See a side-by-side comparison of the X5 & RX »

What the X5 Gets Right

Though the 2019 X5 gets a new look, BMW was careful not to mess around too much with the design. While some may find this lack of change boring, traditional BMW buyers will appreciate its simple upgrade. Inside, BMW went further with its redesign with an all-new look and tons of new technology that puts it at the top of its class.

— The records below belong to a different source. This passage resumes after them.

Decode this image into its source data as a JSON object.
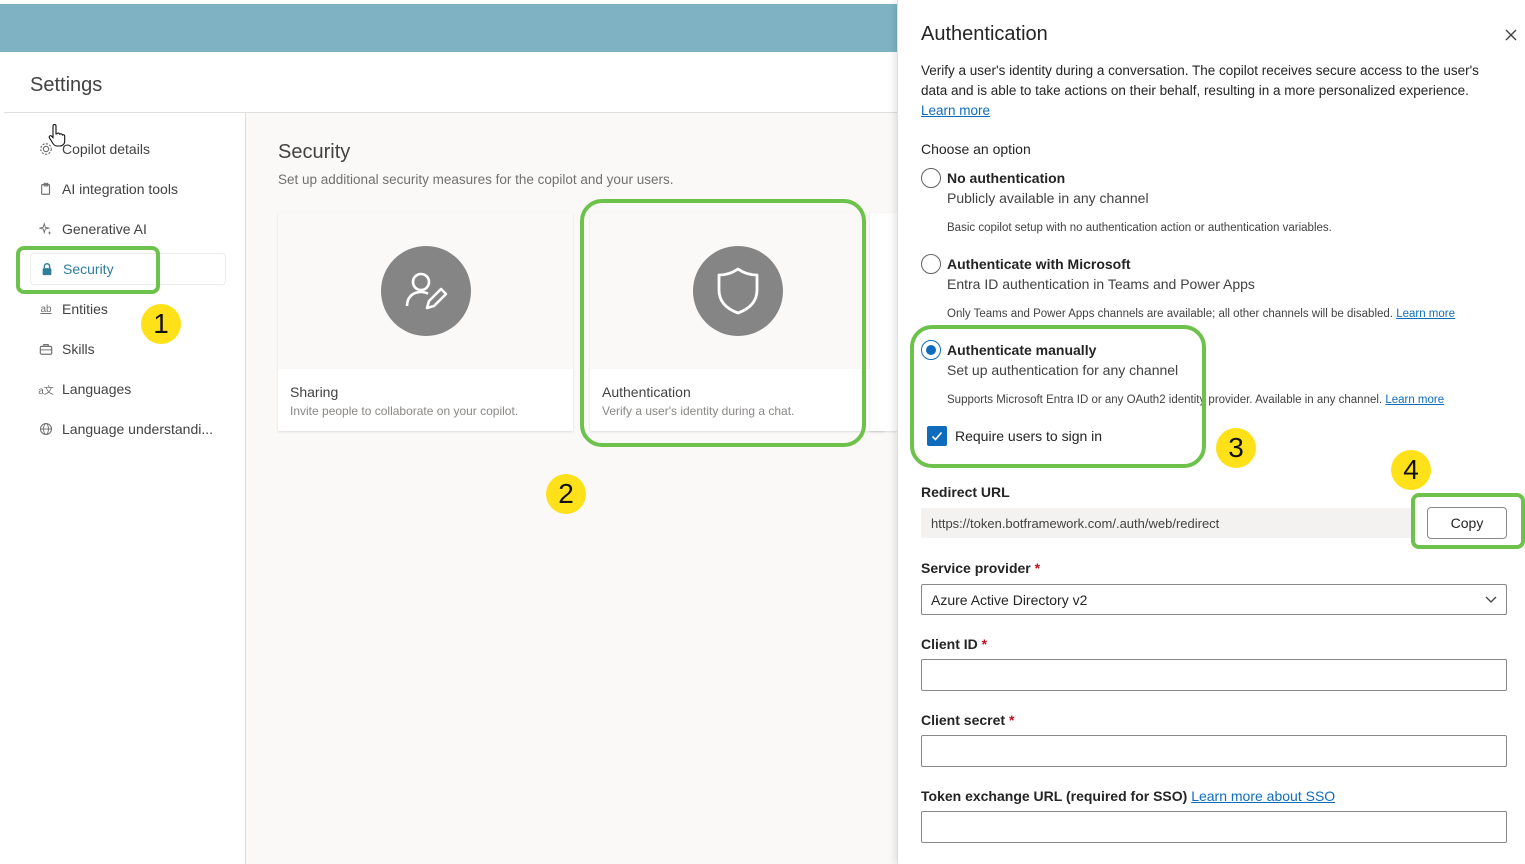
{
  "settings": {
    "title": "Settings"
  },
  "nav": {
    "items": [
      {
        "label": "Copilot details",
        "icon": "gear-icon"
      },
      {
        "label": "AI integration tools",
        "icon": "clipboard-icon"
      },
      {
        "label": "Generative AI",
        "icon": "sparkle-icon"
      },
      {
        "label": "Security",
        "icon": "lock-icon",
        "active": true
      },
      {
        "label": "Entities",
        "icon": "ab-icon"
      },
      {
        "label": "Skills",
        "icon": "briefcase-icon"
      },
      {
        "label": "Languages",
        "icon": "translate-icon"
      },
      {
        "label": "Language understandi...",
        "icon": "globe-icon"
      }
    ]
  },
  "main": {
    "title": "Security",
    "subtitle": "Set up additional security measures for the copilot and your users.",
    "cards": [
      {
        "title": "Sharing",
        "description": "Invite people to collaborate on your copilot.",
        "icon": "person-edit-icon"
      },
      {
        "title": "Authentication",
        "description": "Verify a user's identity during a chat.",
        "icon": "shield-icon"
      }
    ]
  },
  "badges": [
    "1",
    "2",
    "3",
    "4"
  ],
  "panel": {
    "title": "Authentication",
    "description": "Verify a user's identity during a conversation. The copilot receives secure access to the user's data and is able to take actions on their behalf, resulting in a more personalized experience.",
    "learn_more": "Learn more",
    "choose_label": "Choose an option",
    "options": [
      {
        "title": "No authentication",
        "subtitle": "Publicly available in any channel",
        "note": "Basic copilot setup with no authentication action or authentication variables.",
        "checked": false
      },
      {
        "title": "Authenticate with Microsoft",
        "subtitle": "Entra ID authentication in Teams and Power Apps",
        "note": "Only Teams and Power Apps channels are available; all other channels will be disabled.",
        "link": "Learn more",
        "checked": false
      },
      {
        "title": "Authenticate manually",
        "subtitle": "Set up authentication for any channel",
        "note": "Supports Microsoft Entra ID or any OAuth2 identity provider. Available in any channel.",
        "link": "Learn more",
        "checked": true
      }
    ],
    "require_signin": {
      "label": "Require users to sign in",
      "checked": true
    },
    "redirect": {
      "label": "Redirect URL",
      "value": "https://token.botframework.com/.auth/web/redirect",
      "copy_label": "Copy"
    },
    "service_provider": {
      "label": "Service provider",
      "value": "Azure Active Directory v2"
    },
    "client_id": {
      "label": "Client ID",
      "value": ""
    },
    "client_secret": {
      "label": "Client secret",
      "value": ""
    },
    "token_exchange": {
      "label": "Token exchange URL (required for SSO)",
      "link": "Learn more about SSO",
      "value": ""
    },
    "required_mark": "*"
  },
  "colors": {
    "topbar": "#7fb3c3",
    "accent": "#0f6cbd",
    "highlight": "#6cc24a",
    "badge": "#ffe11a",
    "active_nav": "#2e7d9a"
  }
}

The BMW X5 is a strong performer across the board. In its base xDrive40i setup, a 340-horsepower, 3.0-liter turbocharged six-cylinder engine zips it to 60 mph in just 5.3 seconds. Things get even better when you upgrade to the 4.4-liter V8 that pumps out 456 hp and launched this mid-size SUV to 60 mph in just 4.6 seconds. Plus, the X5’s standard all-wheel drive makes makes it a great option for buyers in snowy climates.

The BMW X5 is also ready to haul all the cargo you can toss at it with its max cargo capacity of 72.3 cubic feet. That bests the Lexus by 16 cubes.

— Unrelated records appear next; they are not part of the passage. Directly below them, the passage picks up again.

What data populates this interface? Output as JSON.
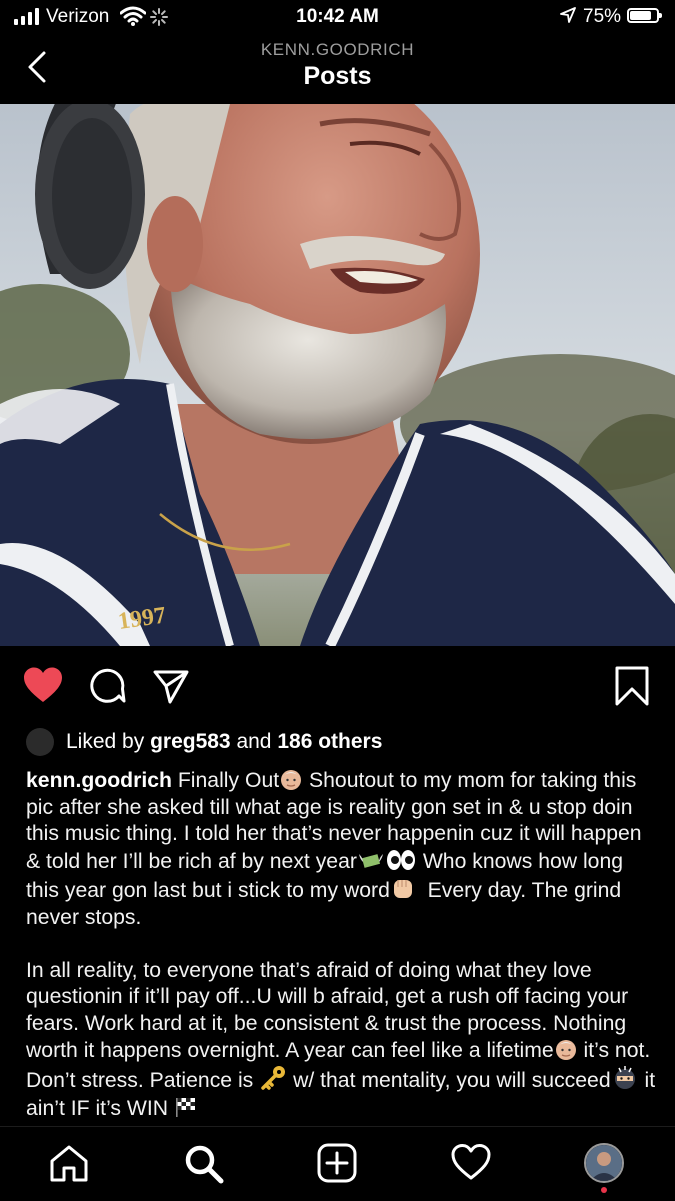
{
  "status_bar": {
    "carrier": "Verizon",
    "time": "10:42 AM",
    "battery_percent": "75%",
    "battery_level": 0.75
  },
  "header": {
    "username": "KENN.GOODRICH",
    "title": "Posts"
  },
  "post": {
    "photo_necklace_text": "1997",
    "liked_by_prefix": "Liked by",
    "liked_by_user": "greg583",
    "liked_by_joiner": "and",
    "liked_by_others": "186 others",
    "caption_user": "kenn.goodrich",
    "caption_p1_a": "Finally Out",
    "caption_p1_b": "Shoutout to my mom for taking this pic after she asked till what age is reality gon set in & u stop doin this music thing. I told her that’s never happenin cuz it will happen & told her I’ll be rich af by next year",
    "caption_p1_c": "Who knows how long this year gon last but i stick to my word",
    "caption_p1_d": "Every day. The grind never stops.",
    "caption_p2_a": "In all reality, to everyone that’s afraid of doing what they love questionin if it’ll pay off...U will b afraid, get a rush off facing your fears. Work hard at it, be consistent & trust the process. Nothing worth it happens overnight. A year can feel like a lifetime",
    "caption_p2_b": "it’s not. Don’t stress. Patience is",
    "caption_p2_c": "w/ that mentality, you will succeed",
    "caption_p2_d": "it ain’t IF it’s WIN"
  },
  "icons": {
    "like": "heart-icon",
    "comment": "comment-icon",
    "share": "share-icon",
    "save": "bookmark-icon",
    "nav": [
      "home-icon",
      "search-icon",
      "add-post-icon",
      "activity-heart-icon",
      "profile-avatar"
    ]
  },
  "colors": {
    "like_red": "#ed4956",
    "notification_dot": "#e8344a",
    "background": "#000000"
  }
}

What the RX Gets Right

The Lexus RX is the anti-Bimmer with its angular and sporty body that makes it stand out in a crowd. Some may find this a little over the top, but more outgoing buyers will love its standout looks. This style also comes with the expected Lexus price advantage, which gives buyers a $15,460 cushion between the base RX 350 and the X5 xDrive40i.

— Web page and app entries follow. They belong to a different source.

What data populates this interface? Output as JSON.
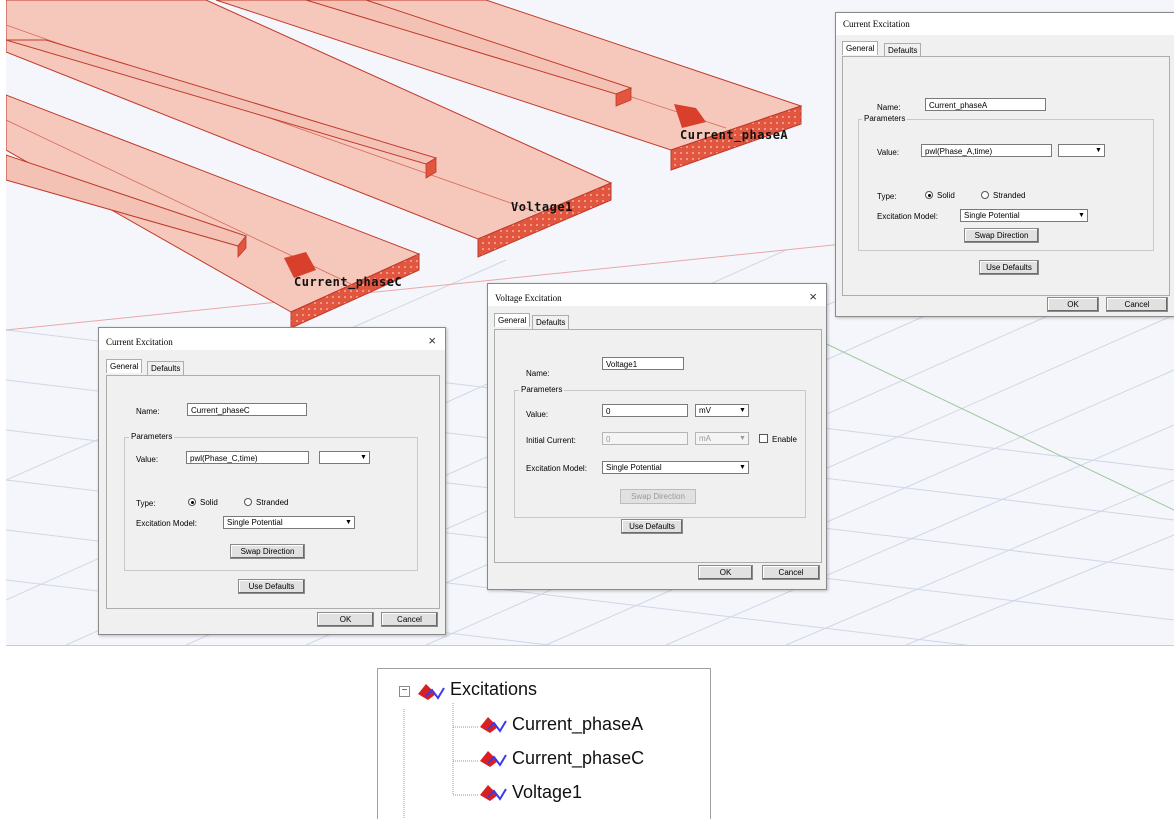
{
  "scene": {
    "labels": {
      "phase_a": "Current_phaseA",
      "phase_c": "Current_phaseC",
      "voltage": "Voltage1"
    }
  },
  "dialog_phase_a": {
    "title": "Current Excitation",
    "tabs": [
      "General",
      "Defaults"
    ],
    "name_label": "Name:",
    "name_value": "Current_phaseA",
    "parameters_label": "Parameters",
    "value_label": "Value:",
    "value_value": "pwl(Phase_A,time)",
    "unit_value": "",
    "type_label": "Type:",
    "type_options": [
      "Solid",
      "Stranded"
    ],
    "type_selected": "Solid",
    "model_label": "Excitation Model:",
    "model_value": "Single Potential",
    "swap_label": "Swap Direction",
    "defaults_label": "Use Defaults",
    "ok_label": "OK",
    "cancel_label": "Cancel"
  },
  "dialog_phase_c": {
    "title": "Current Excitation",
    "close_glyph": "×",
    "tabs": [
      "General",
      "Defaults"
    ],
    "name_label": "Name:",
    "name_value": "Current_phaseC",
    "parameters_label": "Parameters",
    "value_label": "Value:",
    "value_value": "pwl(Phase_C,time)",
    "unit_value": "",
    "type_label": "Type:",
    "type_options": [
      "Solid",
      "Stranded"
    ],
    "type_selected": "Solid",
    "model_label": "Excitation Model:",
    "model_value": "Single Potential",
    "swap_label": "Swap Direction",
    "defaults_label": "Use Defaults",
    "ok_label": "OK",
    "cancel_label": "Cancel"
  },
  "dialog_voltage": {
    "title": "Voltage Excitation",
    "close_glyph": "×",
    "tabs": [
      "General",
      "Defaults"
    ],
    "name_label": "Name:",
    "name_value": "Voltage1",
    "parameters_label": "Parameters",
    "value_label": "Value:",
    "value_value": "0",
    "value_unit": "mV",
    "initial_current_label": "Initial Current:",
    "initial_current_value": "0",
    "initial_current_unit": "mA",
    "enable_label": "Enable",
    "model_label": "Excitation Model:",
    "model_value": "Single Potential",
    "swap_label": "Swap Direction",
    "defaults_label": "Use Defaults",
    "ok_label": "OK",
    "cancel_label": "Cancel"
  },
  "tree": {
    "expander": "−",
    "root_label": "Excitations",
    "items": [
      "Current_phaseA",
      "Current_phaseC",
      "Voltage1"
    ]
  },
  "colors": {
    "conductor_fill": "#f6c8bb",
    "conductor_edge": "#c0392b",
    "end_face": "#e2553f",
    "arrow": "#d9402c",
    "grid_line": "#c9d3e6"
  }
}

Inside, the RX offers up to three rows of seating for larger families and has 0.6 inches of extra rear-seat leg room in its two-row setup. On top of the extra leg room and the option for additional seating, the Lexus RX is among the quietest vehicles in its class.

The RX may not have the sheer power the X5 has, but its hybrid RX 450h model gets up to 31 miles per gallon city, 28 highway, and 30 combined, which is sure to top the X5 until its hybrid variant comes in 2020 or 2021.

Finally, the Lexus RX earned an Insurance Institute for Highway Safety (IIHS) Top Safety Pick rating thanks to its strong body and chassis, and standard automatic emergency braking. The IIHS has yet to test the new X5 for safety.

Stand Out in the Lexus RX

The Lexus RX is perfect for buyers who want a sharper look than the BMW X5 can deliver. With its three rows of seating, it's also perfect for larger families. Plus, its hybrid model is great for buyers with long daily commutes.

Verdict: BMW X5

The BMW X5 is hard to top despite its stratosphere-level pricing. It boasts all the premium features luxury-crossover buyers want, tons of options, a huge cargo area, and stunning performance.

Take a closer look at the BMW X5 »

Take a closer look at the Lexus RX »

Side-by-side comparison of features, pricing, photos and more!

, Automotive Editor

Justin Cupler has specialized as an automotive writer since 2009, and has seen himself published in multiple websites and online magazines. In addition to contributing to CarsDirect, Justin also works as editor in chief for a large performance car online publication. His specialty lays in the high-performance realm, but has a deep love and understanding for all things automotive. Prior to being an automotive writer, he was an automotive technician and manager for six years, but spent the majority of his younger life tinkering with classic muscle cars.

Follow On: Google+ | Website